By Beth Newcomb

“Sometimes, it actually makes sense to go to have an estate go through probate court,” says Linda Nabors, who works with her husband, Jay, at Nabors & Nabors, the Strongsville-based law firm where attorney John J. Urban is of counsel.

“This goes against the common idea people have to avoid probate at all costs. But there may be circumstances that make it more advantageous to go this route.”

For example, if you have a house but owe more on it than it’s worth, structuring your estate to go through probate court means a bank doesn’t have to agree to the price if your heirs decide to sell it, Linda explains.

“In a case like this, transferring the house directly to an heir upon your death is not the best option,” she states. “Instead of having your family deal with trying to complete a short sale, your executor can force the bank to accept the sale through a process known as a land sale. It’s less of a headache for everyone involved.”

If the house goes through probate, the additional monies owed can be wiped away, or you or someone in the family may choose to purchase the home subject to the debt owed.
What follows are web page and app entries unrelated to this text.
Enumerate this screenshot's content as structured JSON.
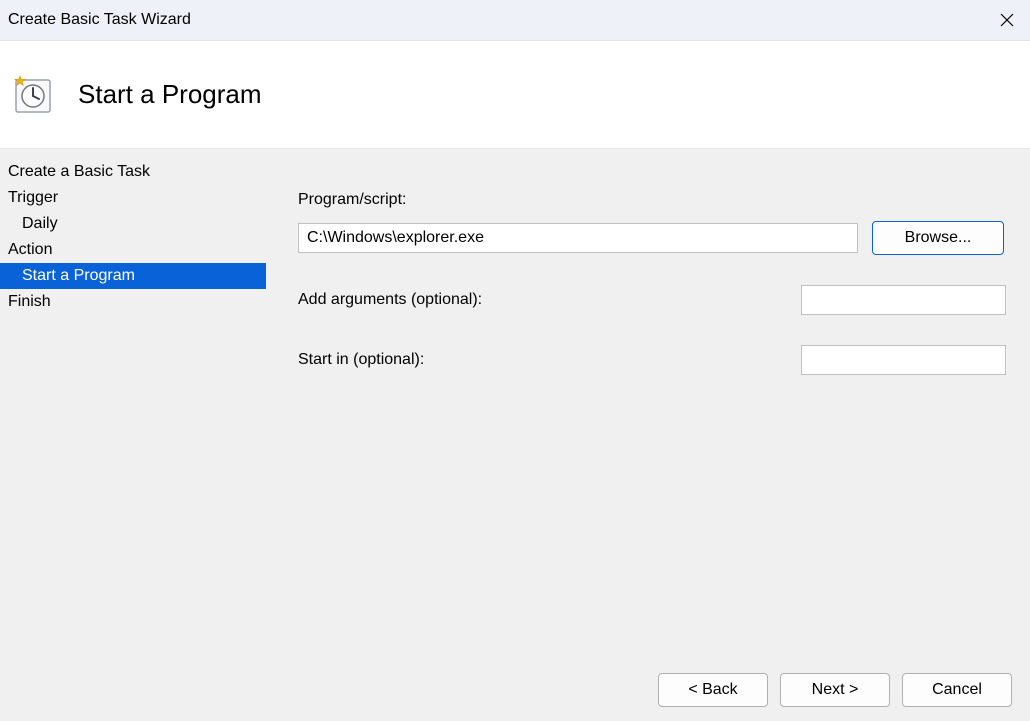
{
  "window": {
    "title": "Create Basic Task Wizard"
  },
  "header": {
    "title": "Start a Program"
  },
  "sidebar": {
    "steps": [
      {
        "label": "Create a Basic Task",
        "indent": false,
        "selected": false
      },
      {
        "label": "Trigger",
        "indent": false,
        "selected": false
      },
      {
        "label": "Daily",
        "indent": true,
        "selected": false
      },
      {
        "label": "Action",
        "indent": false,
        "selected": false
      },
      {
        "label": "Start a Program",
        "indent": true,
        "selected": true
      },
      {
        "label": "Finish",
        "indent": false,
        "selected": false
      }
    ]
  },
  "form": {
    "program_label": "Program/script:",
    "program_value": "C:\\Windows\\explorer.exe",
    "browse_label": "Browse...",
    "args_label": "Add arguments (optional):",
    "args_value": "",
    "startin_label": "Start in (optional):",
    "startin_value": ""
  },
  "footer": {
    "back": "< Back",
    "next": "Next >",
    "cancel": "Cancel"
  }
}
There are other instances when having your estate go through probate is a better option, and Linda and Jay can review your individual circumstances to determine the manner in which your will and other important documents should be structured so both you and your heirs are protected.
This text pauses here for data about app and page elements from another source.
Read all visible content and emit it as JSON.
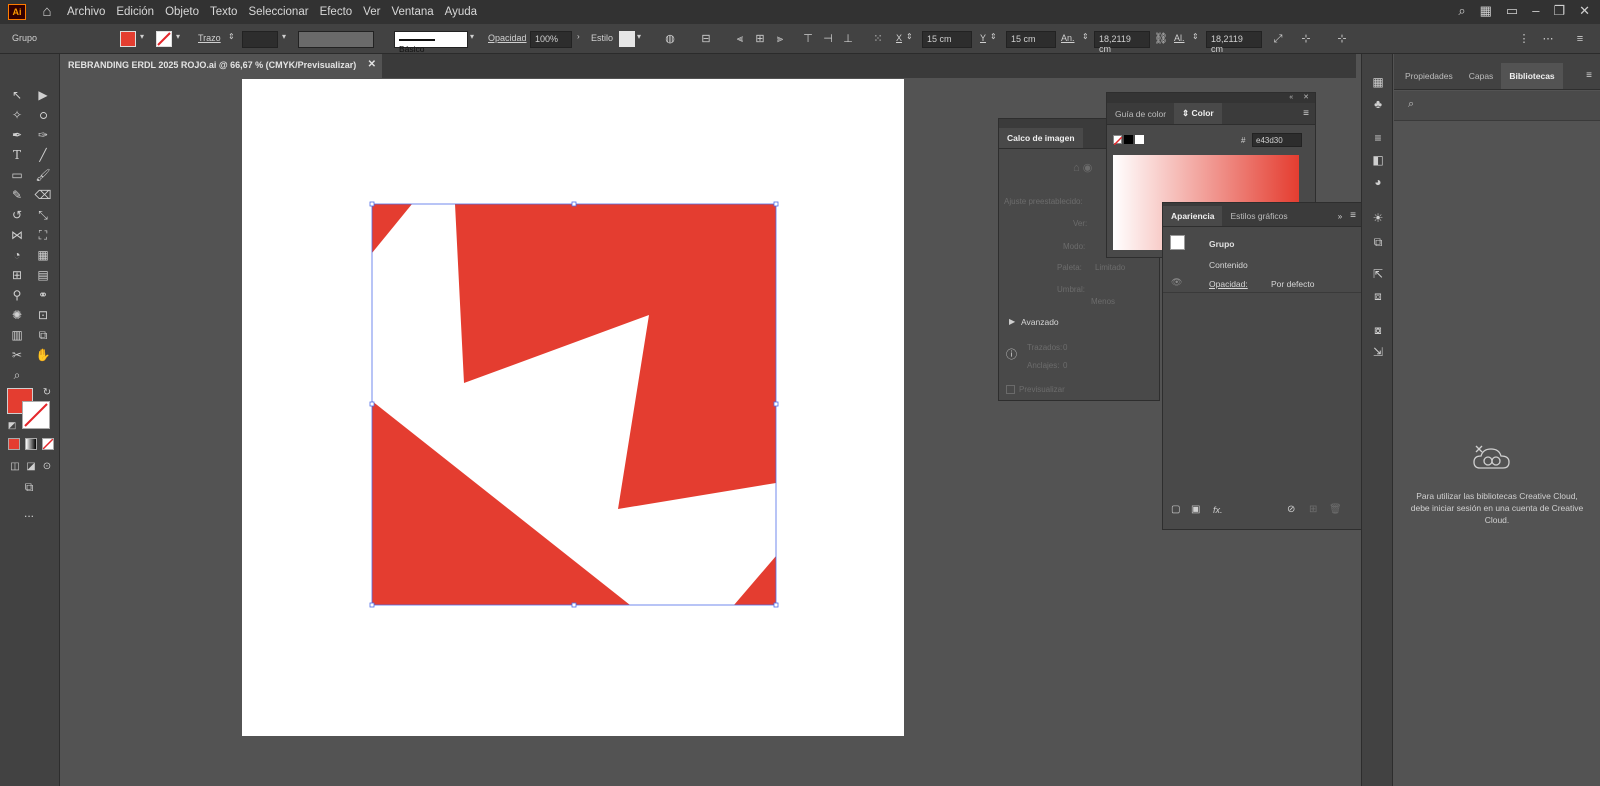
{
  "app": {
    "logo": "Ai",
    "menu": [
      "Archivo",
      "Edición",
      "Objeto",
      "Texto",
      "Seleccionar",
      "Efecto",
      "Ver",
      "Ventana",
      "Ayuda"
    ]
  },
  "control_bar": {
    "selection_type": "Grupo",
    "fill_color": "#e43d30",
    "stroke_label": "Trazo",
    "stroke_style": "Básico",
    "opacity_label": "Opacidad",
    "opacity_value": "100%",
    "style_label": "Estilo",
    "x_label": "X",
    "x_value": "15 cm",
    "y_label": "Y",
    "y_value": "15 cm",
    "width_label": "An.",
    "width_value": "18,2119 cm",
    "height_label": "Al.",
    "height_value": "18,2119 cm"
  },
  "document": {
    "tab_title": "REBRANDING ERDL 2025 ROJO.ai @ 66,67 % (CMYK/Previsualizar)",
    "artwork_color": "#e43d30"
  },
  "tools": {
    "fill_color": "#e43d30",
    "more": "..."
  },
  "image_trace_panel": {
    "title": "Calco de imagen",
    "preset_label": "Ajuste preestablecido:",
    "view_label": "Ver:",
    "mode_label": "Modo:",
    "palette_label": "Paleta:",
    "palette_value": "Limitado",
    "threshold_label": "Umbral:",
    "threshold_less": "Menos",
    "advanced_label": "Avanzado",
    "paths_label": "Trazados:",
    "paths_value": "0",
    "anchors_label": "Anclajes:",
    "anchors_value": "0",
    "preview_label": "Previsualizar"
  },
  "color_panel": {
    "tab_guide": "Guía de color",
    "tab_color": "Color",
    "hex_symbol": "#",
    "hex_value": "e43d30"
  },
  "appearance_panel": {
    "tab_appearance": "Apariencia",
    "tab_graphic_styles": "Estilos gráficos",
    "group_label": "Grupo",
    "contents_label": "Contenido",
    "opacity_label": "Opacidad:",
    "opacity_value": "Por defecto",
    "fx_label": "fx."
  },
  "libraries_panel": {
    "tab_properties": "Propiedades",
    "tab_layers": "Capas",
    "tab_libraries": "Bibliotecas",
    "message": "Para utilizar las bibliotecas Creative Cloud, debe iniciar sesión en una cuenta de Creative Cloud."
  }
}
Nabors & Nabors offers Mimi readers a free legal services consultation in person or on the phone, with services at a contracted discount rate. Mention this story when you schedule an appointment. House calls and select evening appointments available.

To reach the attorneys at Nabors & Nabors Ltd., with John J. Urban of counsel, call 440-846-0000, ext. 227. The offices are located at 11221 Pearl Road, in Strongsville. Visit the website at Nabors-Law.com.